Problem details | Within the material below, filter for lines that hold the word "locked".

Extracted data |

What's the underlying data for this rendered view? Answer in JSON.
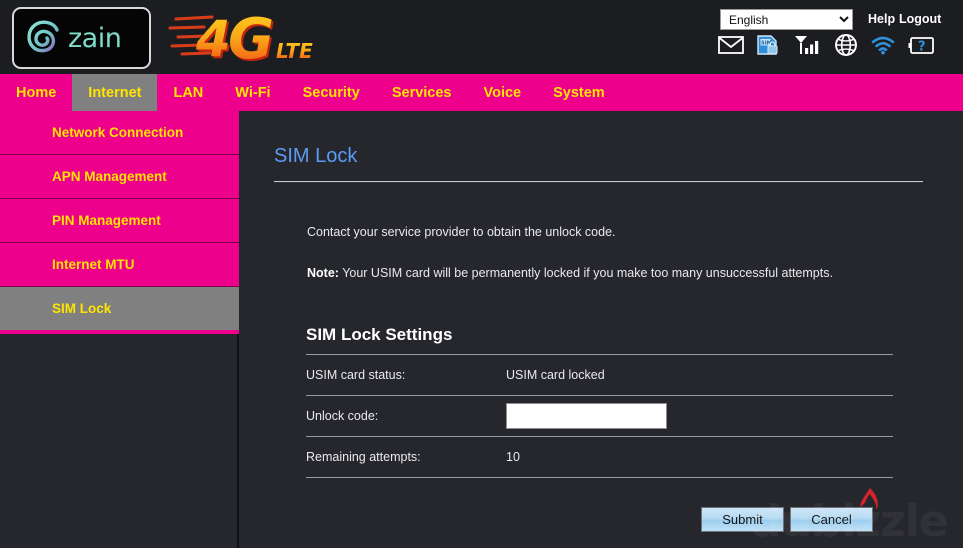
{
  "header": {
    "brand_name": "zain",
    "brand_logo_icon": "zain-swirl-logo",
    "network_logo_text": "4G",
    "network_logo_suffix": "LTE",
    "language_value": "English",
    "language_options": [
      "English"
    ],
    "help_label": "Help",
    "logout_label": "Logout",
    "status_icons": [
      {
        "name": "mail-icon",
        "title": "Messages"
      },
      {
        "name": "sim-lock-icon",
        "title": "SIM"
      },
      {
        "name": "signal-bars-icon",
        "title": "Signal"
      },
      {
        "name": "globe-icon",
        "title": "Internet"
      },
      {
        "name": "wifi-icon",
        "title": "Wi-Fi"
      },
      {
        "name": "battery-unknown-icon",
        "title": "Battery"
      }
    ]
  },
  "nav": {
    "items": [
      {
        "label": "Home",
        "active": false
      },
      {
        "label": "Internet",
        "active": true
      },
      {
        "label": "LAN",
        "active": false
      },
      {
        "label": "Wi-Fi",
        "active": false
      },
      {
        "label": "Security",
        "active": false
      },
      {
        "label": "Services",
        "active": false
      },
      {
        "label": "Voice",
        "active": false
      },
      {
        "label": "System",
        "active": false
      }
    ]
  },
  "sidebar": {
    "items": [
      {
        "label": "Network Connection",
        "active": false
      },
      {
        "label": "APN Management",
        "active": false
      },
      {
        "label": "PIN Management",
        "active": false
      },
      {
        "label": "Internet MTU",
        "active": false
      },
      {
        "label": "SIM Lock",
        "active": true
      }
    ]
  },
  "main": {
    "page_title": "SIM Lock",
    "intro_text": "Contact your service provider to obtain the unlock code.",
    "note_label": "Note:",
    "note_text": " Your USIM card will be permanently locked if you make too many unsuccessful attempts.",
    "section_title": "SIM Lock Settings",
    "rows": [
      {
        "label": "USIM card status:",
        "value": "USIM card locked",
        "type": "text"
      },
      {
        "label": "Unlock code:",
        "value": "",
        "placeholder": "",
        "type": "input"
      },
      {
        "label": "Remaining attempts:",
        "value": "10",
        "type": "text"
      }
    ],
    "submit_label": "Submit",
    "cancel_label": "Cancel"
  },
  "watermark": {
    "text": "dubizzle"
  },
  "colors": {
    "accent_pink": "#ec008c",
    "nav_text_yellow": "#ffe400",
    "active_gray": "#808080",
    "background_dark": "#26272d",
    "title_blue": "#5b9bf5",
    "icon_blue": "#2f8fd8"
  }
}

Result of the exercise |
    "note_text": " Your USIM card will be permanently locked if you make too many unsuccessful attempts.",
        "value": "USIM card locked",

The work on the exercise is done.